▶ **Data supplied**:
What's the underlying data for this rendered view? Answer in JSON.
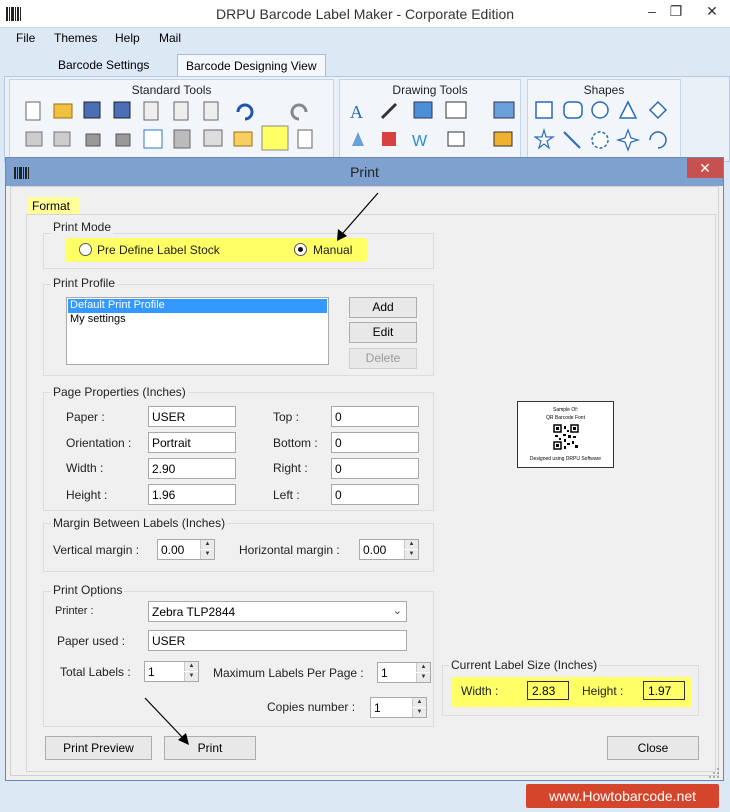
{
  "app": {
    "title": "DRPU Barcode Label Maker - Corporate Edition"
  },
  "menu": {
    "file": "File",
    "themes": "Themes",
    "help": "Help",
    "mail": "Mail"
  },
  "tabs": {
    "settings": "Barcode Settings",
    "designing": "Barcode Designing View"
  },
  "ribbon": {
    "standard": "Standard Tools",
    "drawing": "Drawing Tools",
    "shapes": "Shapes"
  },
  "dialog": {
    "title": "Print",
    "format_tab": "Format",
    "print_mode": {
      "label": "Print Mode",
      "option1": "Pre Define Label Stock",
      "option2": "Manual",
      "selected": "Manual"
    },
    "print_profile": {
      "label": "Print Profile",
      "items": [
        "Default Print Profile",
        "My settings"
      ],
      "add": "Add",
      "edit": "Edit",
      "delete": "Delete"
    },
    "page_properties": {
      "label": "Page Properties (Inches)",
      "paper_label": "Paper :",
      "paper": "USER",
      "orientation_label": "Orientation :",
      "orientation": "Portrait",
      "width_label": "Width :",
      "width": "2.90",
      "height_label": "Height :",
      "height": "1.96",
      "top_label": "Top :",
      "top": "0",
      "bottom_label": "Bottom :",
      "bottom": "0",
      "right_label": "Right :",
      "right": "0",
      "left_label": "Left :",
      "left": "0"
    },
    "margin": {
      "label": "Margin Between Labels (Inches)",
      "vertical_label": "Vertical margin :",
      "vertical": "0.00",
      "horizontal_label": "Horizontal margin :",
      "horizontal": "0.00"
    },
    "print_options": {
      "label": "Print Options",
      "printer_label": "Printer :",
      "printer": "Zebra TLP2844",
      "paper_used_label": "Paper used :",
      "paper_used": "USER",
      "total_labels_label": "Total Labels :",
      "total_labels": "1",
      "max_labels_label": "Maximum Labels Per Page :",
      "max_labels": "1",
      "copies_label": "Copies number :",
      "copies": "1"
    },
    "preview": {
      "line1": "Sample Of:",
      "line2": "QR Barcode Font",
      "line3": "Designed using DRPU Software"
    },
    "current_size": {
      "label": "Current Label Size (Inches)",
      "width_label": "Width :",
      "width": "2.83",
      "height_label": "Height :",
      "height": "1.97"
    },
    "buttons": {
      "preview": "Print Preview",
      "print": "Print",
      "close": "Close"
    }
  },
  "brand": "www.Howtobarcode.net",
  "colors": {
    "highlight": "#ffff66",
    "dialog_title": "#7ea1cf",
    "close": "#c75050"
  }
}
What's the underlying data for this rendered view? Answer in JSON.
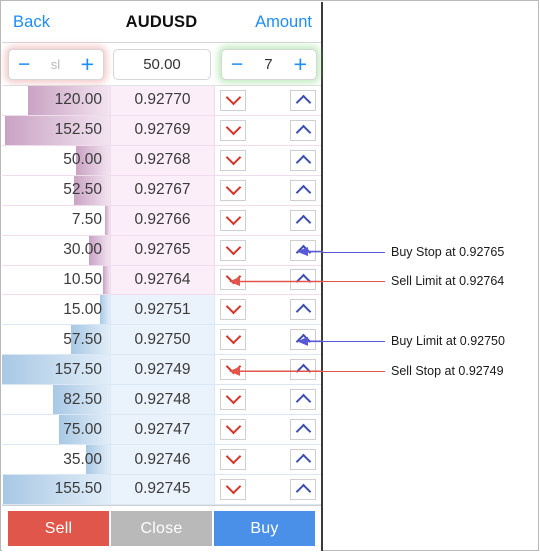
{
  "nav": {
    "back_label": "Back",
    "title": "AUDUSD",
    "amount_label": "Amount"
  },
  "controls": {
    "sl_stepper": {
      "minus": "−",
      "value": "sl",
      "plus": "+"
    },
    "price_value": "50.00",
    "qty_stepper": {
      "minus": "−",
      "value": "7",
      "plus": "+"
    }
  },
  "depth": {
    "max_volume": 157.5,
    "rows": [
      {
        "volume": "120.00",
        "vol_num": 120.0,
        "price": "0.92770",
        "side": "ask"
      },
      {
        "volume": "152.50",
        "vol_num": 152.5,
        "price": "0.92769",
        "side": "ask"
      },
      {
        "volume": "50.00",
        "vol_num": 50.0,
        "price": "0.92768",
        "side": "ask"
      },
      {
        "volume": "52.50",
        "vol_num": 52.5,
        "price": "0.92767",
        "side": "ask"
      },
      {
        "volume": "7.50",
        "vol_num": 7.5,
        "price": "0.92766",
        "side": "ask"
      },
      {
        "volume": "30.00",
        "vol_num": 30.0,
        "price": "0.92765",
        "side": "ask"
      },
      {
        "volume": "10.50",
        "vol_num": 10.5,
        "price": "0.92764",
        "side": "ask"
      },
      {
        "volume": "15.00",
        "vol_num": 15.0,
        "price": "0.92751",
        "side": "bid"
      },
      {
        "volume": "57.50",
        "vol_num": 57.5,
        "price": "0.92750",
        "side": "bid"
      },
      {
        "volume": "157.50",
        "vol_num": 157.5,
        "price": "0.92749",
        "side": "bid"
      },
      {
        "volume": "82.50",
        "vol_num": 82.5,
        "price": "0.92748",
        "side": "bid"
      },
      {
        "volume": "75.00",
        "vol_num": 75.0,
        "price": "0.92747",
        "side": "bid"
      },
      {
        "volume": "35.00",
        "vol_num": 35.0,
        "price": "0.92746",
        "side": "bid"
      },
      {
        "volume": "155.50",
        "vol_num": 155.5,
        "price": "0.92745",
        "side": "bid"
      }
    ]
  },
  "actions": {
    "sell_label": "Sell",
    "close_label": "Close",
    "buy_label": "Buy"
  },
  "annotations": [
    {
      "text": "Buy Stop at 0.92765",
      "color": "blue",
      "row_index": 5,
      "target": "up"
    },
    {
      "text": "Sell Limit at 0.92764",
      "color": "red",
      "row_index": 6,
      "target": "down"
    },
    {
      "text": "Buy Limit at 0.92750",
      "color": "blue",
      "row_index": 8,
      "target": "up"
    },
    {
      "text": "Sell Stop at 0.92749",
      "color": "red",
      "row_index": 9,
      "target": "down"
    }
  ],
  "colors": {
    "sell": "#e0564a",
    "buy": "#4a90e8",
    "close": "#b9b9b9",
    "link": "#1d8cff",
    "ask_tint": "#fbeef8",
    "bid_tint": "#eaf2fb",
    "annotation_blue": "#5a5ad8",
    "annotation_red": "#e2554a"
  }
}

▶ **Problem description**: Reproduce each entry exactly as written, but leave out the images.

▶ **Response to this task**:
What's the underlying data for this rendered view? Answer in JSON.
{
  "app": {
    "title": "DRPU Barcode Label Maker - Corporate Edition"
  },
  "menu": {
    "file": "File",
    "themes": "Themes",
    "help": "Help",
    "mail": "Mail"
  },
  "tabs": {
    "settings": "Barcode Settings",
    "designing": "Barcode Designing View"
  },
  "ribbon": {
    "standard": "Standard Tools",
    "drawing": "Drawing Tools",
    "shapes": "Shapes"
  },
  "dialog": {
    "title": "Print",
    "format_tab": "Format",
    "print_mode": {
      "label": "Print Mode",
      "option1": "Pre Define Label Stock",
      "option2": "Manual",
      "selected": "Manual"
    },
    "print_profile": {
      "label": "Print Profile",
      "items": [
        "Default Print Profile",
        "My settings"
      ],
      "add": "Add",
      "edit": "Edit",
      "delete": "Delete"
    },
    "page_properties": {
      "label": "Page Properties (Inches)",
      "paper_label": "Paper :",
      "paper": "USER",
      "orientation_label": "Orientation :",
      "orientation": "Portrait",
      "width_label": "Width :",
      "width": "2.90",
      "height_label": "Height :",
      "height": "1.96",
      "top_label": "Top :",
      "top": "0",
      "bottom_label": "Bottom :",
      "bottom": "0",
      "right_label": "Right :",
      "right": "0",
      "left_label": "Left :",
      "left": "0"
    },
    "margin": {
      "label": "Margin Between Labels (Inches)",
      "vertical_label": "Vertical margin :",
      "vertical": "0.00",
      "horizontal_label": "Horizontal margin :",
      "horizontal": "0.00"
    },
    "print_options": {
      "label": "Print Options",
      "printer_label": "Printer :",
      "printer": "Zebra TLP2844",
      "paper_used_label": "Paper used :",
      "paper_used": "USER",
      "total_labels_label": "Total Labels :",
      "total_labels": "1",
      "max_labels_label": "Maximum Labels Per Page :",
      "max_labels": "1",
      "copies_label": "Copies number :",
      "copies": "1"
    },
    "preview": {
      "line1": "Sample Of:",
      "line2": "QR Barcode Font",
      "line3": "Designed using DRPU Software"
    },
    "current_size": {
      "label": "Current Label Size (Inches)",
      "width_label": "Width :",
      "width": "2.83",
      "height_label": "Height :",
      "height": "1.97"
    },
    "buttons": {
      "preview": "Print Preview",
      "print": "Print",
      "close": "Close"
    }
  },
  "brand": "www.Howtobarcode.net",
  "colors": {
    "highlight": "#ffff66",
    "dialog_title": "#7ea1cf",
    "close": "#c75050"
  }
}
What's the underlying data for this rendered view? Answer in JSON.
{
  "nav": {
    "back_label": "Back",
    "title": "AUDUSD",
    "amount_label": "Amount"
  },
  "controls": {
    "sl_stepper": {
      "minus": "−",
      "value": "sl",
      "plus": "+"
    },
    "price_value": "50.00",
    "qty_stepper": {
      "minus": "−",
      "value": "7",
      "plus": "+"
    }
  },
  "depth": {
    "max_volume": 157.5,
    "rows": [
      {
        "volume": "120.00",
        "vol_num": 120.0,
        "price": "0.92770",
        "side": "ask"
      },
      {
        "volume": "152.50",
        "vol_num": 152.5,
        "price": "0.92769",
        "side": "ask"
      },
      {
        "volume": "50.00",
        "vol_num": 50.0,
        "price": "0.92768",
        "side": "ask"
      },
      {
        "volume": "52.50",
        "vol_num": 52.5,
        "price": "0.92767",
        "side": "ask"
      },
      {
        "volume": "7.50",
        "vol_num": 7.5,
        "price": "0.92766",
        "side": "ask"
      },
      {
        "volume": "30.00",
        "vol_num": 30.0,
        "price": "0.92765",
        "side": "ask"
      },
      {
        "volume": "10.50",
        "vol_num": 10.5,
        "price": "0.92764",
        "side": "ask"
      },
      {
        "volume": "15.00",
        "vol_num": 15.0,
        "price": "0.92751",
        "side": "bid"
      },
      {
        "volume": "57.50",
        "vol_num": 57.5,
        "price": "0.92750",
        "side": "bid"
      },
      {
        "volume": "157.50",
        "vol_num": 157.5,
        "price": "0.92749",
        "side": "bid"
      },
      {
        "volume": "82.50",
        "vol_num": 82.5,
        "price": "0.92748",
        "side": "bid"
      },
      {
        "volume": "75.00",
        "vol_num": 75.0,
        "price": "0.92747",
        "side": "bid"
      },
      {
        "volume": "35.00",
        "vol_num": 35.0,
        "price": "0.92746",
        "side": "bid"
      },
      {
        "volume": "155.50",
        "vol_num": 155.5,
        "price": "0.92745",
        "side": "bid"
      }
    ]
  },
  "actions": {
    "sell_label": "Sell",
    "close_label": "Close",
    "buy_label": "Buy"
  },
  "annotations": [
    {
      "text": "Buy Stop at 0.92765",
      "color": "blue",
      "row_index": 5,
      "target": "up"
    },
    {
      "text": "Sell Limit at 0.92764",
      "color": "red",
      "row_index": 6,
      "target": "down"
    },
    {
      "text": "Buy Limit at 0.92750",
      "color": "blue",
      "row_index": 8,
      "target": "up"
    },
    {
      "text": "Sell Stop at 0.92749",
      "color": "red",
      "row_index": 9,
      "target": "down"
    }
  ],
  "colors": {
    "sell": "#e0564a",
    "buy": "#4a90e8",
    "close": "#b9b9b9",
    "link": "#1d8cff",
    "ask_tint": "#fbeef8",
    "bid_tint": "#eaf2fb",
    "annotation_blue": "#5a5ad8",
    "annotation_red": "#e2554a"
  }
}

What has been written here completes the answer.